The Washington area is suffering a critical shortage of a crucial blood type as the D.C. Council plays catch-up with Maryland and Virginia to allow 16-year-olds to donate blood with a parent's consent.
The summer months, when many residents head out off to the beach or somewhere cooler, are often the slowest time for blood donations even as the need rises, officials said.
The American Red Cross said this week that the supply for the universal donor blood type 0 negative has reached critically low levels in the Washington area. Type O negative is considered the universal blood type, as it can be used by people in any blood group.
A bill proposed by D.C. Councilman Harry Thomas is designed to help alleviate the shortage.
Since February, the D.C. City Council has been examining the possibility of allowing the D.C. Health Department to pass regulations that would change the minimum blood donation age from 17 to 16. Current regulations allow 17-year-olds to donate blood without a parent's consent; the change would allow 16-year-olds to donate with a parent's consent. Virginia, Maryland and 35 other states already allow 16-year-olds to donate.
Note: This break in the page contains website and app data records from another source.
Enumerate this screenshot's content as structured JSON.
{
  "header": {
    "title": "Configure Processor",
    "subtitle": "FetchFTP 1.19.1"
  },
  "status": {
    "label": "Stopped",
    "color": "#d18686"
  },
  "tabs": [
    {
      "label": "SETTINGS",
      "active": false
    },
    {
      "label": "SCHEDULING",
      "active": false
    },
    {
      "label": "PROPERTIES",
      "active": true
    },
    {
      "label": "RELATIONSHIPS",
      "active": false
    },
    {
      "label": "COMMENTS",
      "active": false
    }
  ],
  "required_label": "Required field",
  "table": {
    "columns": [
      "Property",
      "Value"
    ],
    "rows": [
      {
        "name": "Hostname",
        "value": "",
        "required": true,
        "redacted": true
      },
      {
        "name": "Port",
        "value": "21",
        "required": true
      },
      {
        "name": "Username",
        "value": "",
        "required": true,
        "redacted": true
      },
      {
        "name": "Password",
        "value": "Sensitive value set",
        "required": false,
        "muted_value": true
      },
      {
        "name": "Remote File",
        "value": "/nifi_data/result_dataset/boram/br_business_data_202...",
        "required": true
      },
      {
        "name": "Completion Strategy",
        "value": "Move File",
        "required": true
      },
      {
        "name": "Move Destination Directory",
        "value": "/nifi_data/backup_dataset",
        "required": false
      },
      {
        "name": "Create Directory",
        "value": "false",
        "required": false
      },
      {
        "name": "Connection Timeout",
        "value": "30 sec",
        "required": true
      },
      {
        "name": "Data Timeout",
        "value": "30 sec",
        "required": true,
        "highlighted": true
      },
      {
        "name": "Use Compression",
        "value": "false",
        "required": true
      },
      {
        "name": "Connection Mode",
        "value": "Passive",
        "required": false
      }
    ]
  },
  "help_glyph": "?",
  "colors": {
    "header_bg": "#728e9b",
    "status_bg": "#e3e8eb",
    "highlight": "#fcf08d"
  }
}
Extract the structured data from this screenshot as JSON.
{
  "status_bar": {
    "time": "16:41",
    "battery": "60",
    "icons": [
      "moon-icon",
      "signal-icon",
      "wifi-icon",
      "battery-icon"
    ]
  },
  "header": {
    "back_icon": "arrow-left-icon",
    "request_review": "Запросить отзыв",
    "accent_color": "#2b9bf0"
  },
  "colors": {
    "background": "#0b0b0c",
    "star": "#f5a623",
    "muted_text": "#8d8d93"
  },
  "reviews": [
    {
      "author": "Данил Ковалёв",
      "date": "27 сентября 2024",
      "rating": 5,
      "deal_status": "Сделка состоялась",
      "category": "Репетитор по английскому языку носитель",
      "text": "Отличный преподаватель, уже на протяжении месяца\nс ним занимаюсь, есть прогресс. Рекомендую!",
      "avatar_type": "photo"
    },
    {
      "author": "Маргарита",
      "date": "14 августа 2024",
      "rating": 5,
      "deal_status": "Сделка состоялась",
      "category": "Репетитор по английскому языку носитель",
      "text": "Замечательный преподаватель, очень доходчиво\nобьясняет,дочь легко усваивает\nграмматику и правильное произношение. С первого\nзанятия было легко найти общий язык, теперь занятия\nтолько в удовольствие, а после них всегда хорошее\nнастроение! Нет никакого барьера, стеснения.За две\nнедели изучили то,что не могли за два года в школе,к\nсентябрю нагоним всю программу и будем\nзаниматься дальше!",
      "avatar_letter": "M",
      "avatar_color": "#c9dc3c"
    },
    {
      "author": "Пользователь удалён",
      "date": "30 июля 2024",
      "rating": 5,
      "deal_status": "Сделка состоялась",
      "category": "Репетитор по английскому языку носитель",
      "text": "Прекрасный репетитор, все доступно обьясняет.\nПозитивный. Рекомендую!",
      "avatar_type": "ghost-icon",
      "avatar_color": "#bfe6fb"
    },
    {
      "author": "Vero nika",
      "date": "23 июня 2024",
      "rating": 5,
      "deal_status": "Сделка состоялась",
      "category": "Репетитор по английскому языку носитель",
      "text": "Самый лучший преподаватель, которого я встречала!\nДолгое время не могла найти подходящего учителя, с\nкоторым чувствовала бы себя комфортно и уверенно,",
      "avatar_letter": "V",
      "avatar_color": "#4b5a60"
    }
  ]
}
"Donations have been dropping," said Wendy Paul, associate director of transfusion medicine at Children's National Medical Center. "By lowering the age we'll increase the donor pool and put new, young donors into the pipeline."
But a 2008 American Red Cross study said looking to younger donors, who are most susceptible to complications, can result in turning teens off from donating if they faint from their first time.
The study found that 10.7 percent of 16- and 17-year-olds suffered from adverse reactions when they donated blood. That that's three times as many as adults ages 20 and over, the study said.
Paul, however, noted that though there exists a statistical difference between the reactions of young teens and adults, there is little difference between 16- and 17-year-olds.
"In many cases the bad reactions are just a bad case of nerves," Paul said.
For 14-year-old Michael Ogunjimi, of the District, the age change could mean blood is always available when he needs a monthly transfusion so he can live with sickle cell anemia. The blood disease, which primarily affects African-Americans, is deadly without regular infusions.
The age change "will give hope to someone like me," Ogunjimi told council members during a public hearing Tuesday afternoon. "I thank God I am alive today. I am always grateful to people in our community who give blood."
">firstname.lastname@example.orgTo donate » Contact the American Red Cross at 800-GIVE-LIFE (448-3543)